=== WORK TASK ===
Using the listing below, return every line that includes "none".

*** TASK INPUTS Section Begins ***

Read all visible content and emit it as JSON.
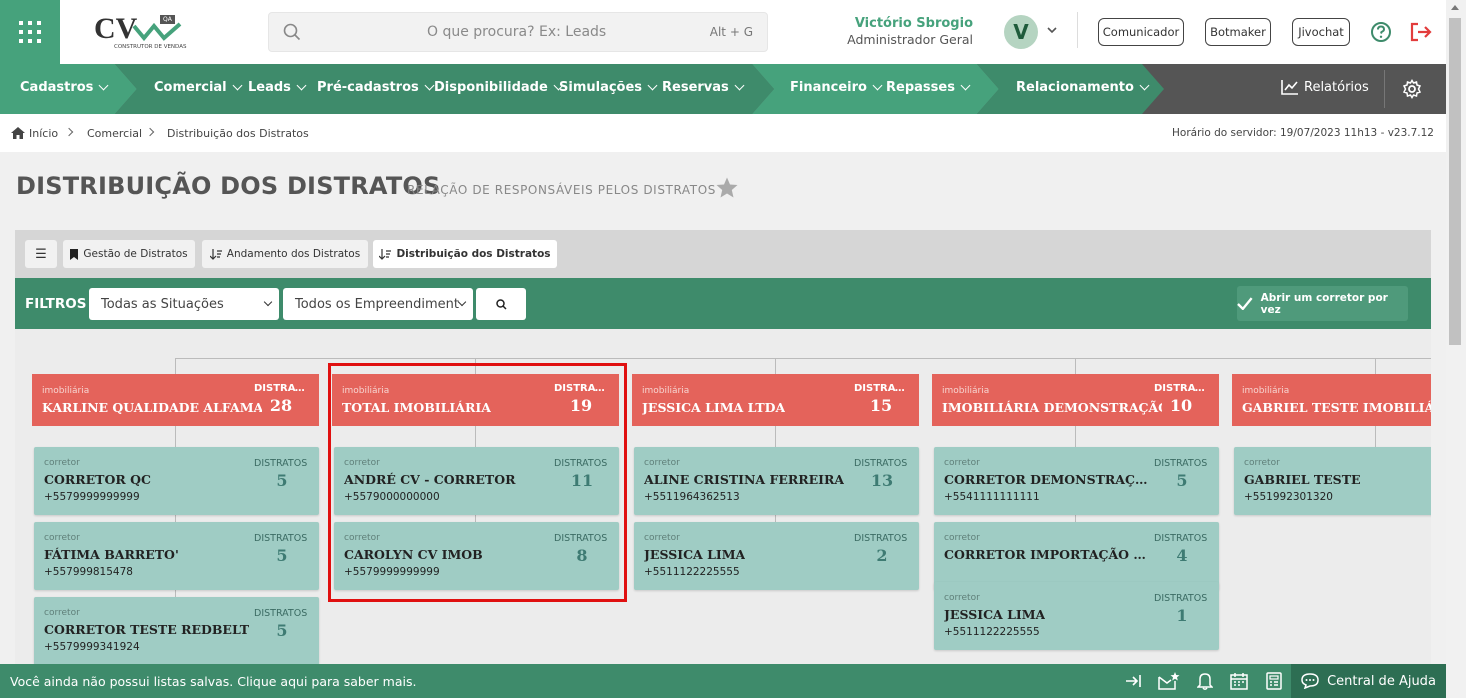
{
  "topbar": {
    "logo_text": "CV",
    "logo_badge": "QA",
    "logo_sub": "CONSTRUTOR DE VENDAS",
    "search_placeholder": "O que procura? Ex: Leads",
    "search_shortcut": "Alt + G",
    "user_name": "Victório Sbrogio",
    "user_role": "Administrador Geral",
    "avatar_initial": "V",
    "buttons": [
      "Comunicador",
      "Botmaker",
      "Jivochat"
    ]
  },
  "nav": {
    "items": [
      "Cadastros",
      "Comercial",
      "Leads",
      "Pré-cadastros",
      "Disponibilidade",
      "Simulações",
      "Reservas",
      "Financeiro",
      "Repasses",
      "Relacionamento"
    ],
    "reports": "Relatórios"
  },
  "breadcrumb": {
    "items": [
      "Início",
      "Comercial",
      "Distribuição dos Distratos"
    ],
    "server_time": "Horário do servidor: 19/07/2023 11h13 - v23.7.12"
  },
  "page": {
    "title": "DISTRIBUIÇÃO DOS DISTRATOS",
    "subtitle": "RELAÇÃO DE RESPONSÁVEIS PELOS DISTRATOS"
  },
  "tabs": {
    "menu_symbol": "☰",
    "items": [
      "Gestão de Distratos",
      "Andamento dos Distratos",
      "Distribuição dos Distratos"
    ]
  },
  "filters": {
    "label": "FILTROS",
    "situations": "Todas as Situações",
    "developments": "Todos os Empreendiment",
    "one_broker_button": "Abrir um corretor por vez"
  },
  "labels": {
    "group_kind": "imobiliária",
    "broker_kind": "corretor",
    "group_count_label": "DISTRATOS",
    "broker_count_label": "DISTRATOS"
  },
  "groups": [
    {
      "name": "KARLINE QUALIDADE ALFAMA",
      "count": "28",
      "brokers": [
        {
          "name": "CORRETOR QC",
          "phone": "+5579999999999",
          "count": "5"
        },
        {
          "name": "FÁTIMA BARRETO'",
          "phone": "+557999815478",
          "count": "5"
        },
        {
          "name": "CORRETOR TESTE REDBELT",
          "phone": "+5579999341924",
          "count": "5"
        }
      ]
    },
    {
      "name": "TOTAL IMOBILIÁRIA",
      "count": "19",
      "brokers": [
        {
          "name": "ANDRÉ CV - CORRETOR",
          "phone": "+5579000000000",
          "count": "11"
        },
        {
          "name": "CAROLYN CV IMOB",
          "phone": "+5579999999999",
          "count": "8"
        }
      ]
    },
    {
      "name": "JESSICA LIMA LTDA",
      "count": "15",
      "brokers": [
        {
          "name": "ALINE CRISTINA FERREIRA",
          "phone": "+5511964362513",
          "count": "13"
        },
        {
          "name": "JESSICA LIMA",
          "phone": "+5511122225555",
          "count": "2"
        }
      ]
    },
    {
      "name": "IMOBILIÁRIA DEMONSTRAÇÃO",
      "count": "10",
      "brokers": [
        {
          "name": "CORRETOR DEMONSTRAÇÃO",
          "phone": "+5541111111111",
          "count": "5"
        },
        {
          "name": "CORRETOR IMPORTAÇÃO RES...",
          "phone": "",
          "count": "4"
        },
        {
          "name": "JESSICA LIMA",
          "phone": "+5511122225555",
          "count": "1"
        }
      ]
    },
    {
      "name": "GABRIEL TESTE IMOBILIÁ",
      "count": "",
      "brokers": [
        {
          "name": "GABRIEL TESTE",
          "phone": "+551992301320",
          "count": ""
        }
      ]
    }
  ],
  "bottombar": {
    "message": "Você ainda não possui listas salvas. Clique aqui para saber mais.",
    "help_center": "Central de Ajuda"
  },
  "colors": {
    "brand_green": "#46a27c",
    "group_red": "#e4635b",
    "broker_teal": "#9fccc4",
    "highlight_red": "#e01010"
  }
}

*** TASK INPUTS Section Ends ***
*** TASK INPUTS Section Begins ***

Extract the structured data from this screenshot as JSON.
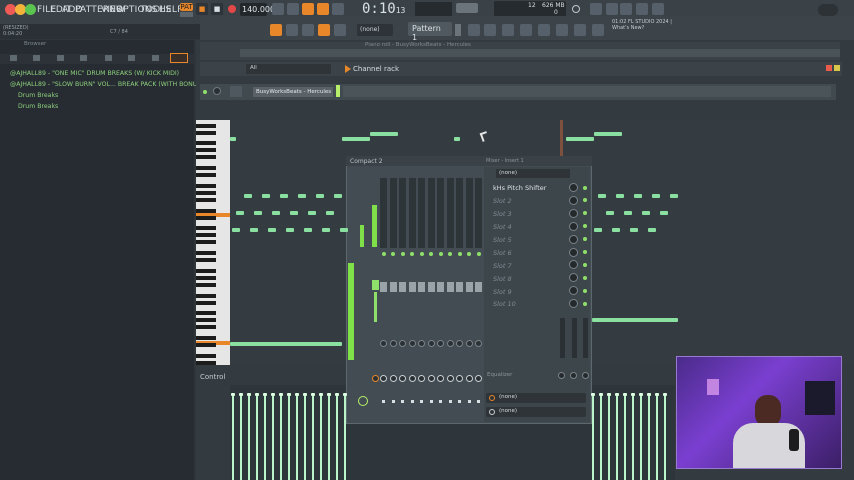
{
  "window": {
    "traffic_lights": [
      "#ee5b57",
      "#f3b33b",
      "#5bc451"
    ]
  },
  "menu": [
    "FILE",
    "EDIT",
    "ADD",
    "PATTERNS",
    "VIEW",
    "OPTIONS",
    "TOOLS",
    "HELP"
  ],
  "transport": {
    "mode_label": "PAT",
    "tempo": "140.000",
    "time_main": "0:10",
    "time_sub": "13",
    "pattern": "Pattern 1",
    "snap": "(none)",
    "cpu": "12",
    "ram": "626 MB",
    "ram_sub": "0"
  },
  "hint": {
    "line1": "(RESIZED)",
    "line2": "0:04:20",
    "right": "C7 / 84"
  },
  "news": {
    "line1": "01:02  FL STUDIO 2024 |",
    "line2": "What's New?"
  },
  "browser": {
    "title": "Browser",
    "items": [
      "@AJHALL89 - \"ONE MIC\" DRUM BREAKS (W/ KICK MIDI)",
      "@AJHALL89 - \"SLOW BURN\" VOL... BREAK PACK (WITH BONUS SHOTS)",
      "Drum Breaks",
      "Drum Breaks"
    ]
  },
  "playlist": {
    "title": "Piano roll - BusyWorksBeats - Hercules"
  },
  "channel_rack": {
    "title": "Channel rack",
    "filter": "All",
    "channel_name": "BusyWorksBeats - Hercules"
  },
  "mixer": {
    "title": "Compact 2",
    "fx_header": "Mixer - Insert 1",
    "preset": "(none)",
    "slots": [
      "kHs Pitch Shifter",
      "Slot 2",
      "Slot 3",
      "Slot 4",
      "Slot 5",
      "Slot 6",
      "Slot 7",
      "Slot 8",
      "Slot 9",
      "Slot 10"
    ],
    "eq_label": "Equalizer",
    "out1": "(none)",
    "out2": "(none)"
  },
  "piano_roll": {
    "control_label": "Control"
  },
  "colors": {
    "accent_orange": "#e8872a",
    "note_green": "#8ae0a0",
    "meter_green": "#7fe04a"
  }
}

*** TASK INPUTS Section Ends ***

=== YOUR RESPONSE ===
    "snap": "(none)",
    "preset": "(none)",
    "out1": "(none)",
    "out2": "(none)"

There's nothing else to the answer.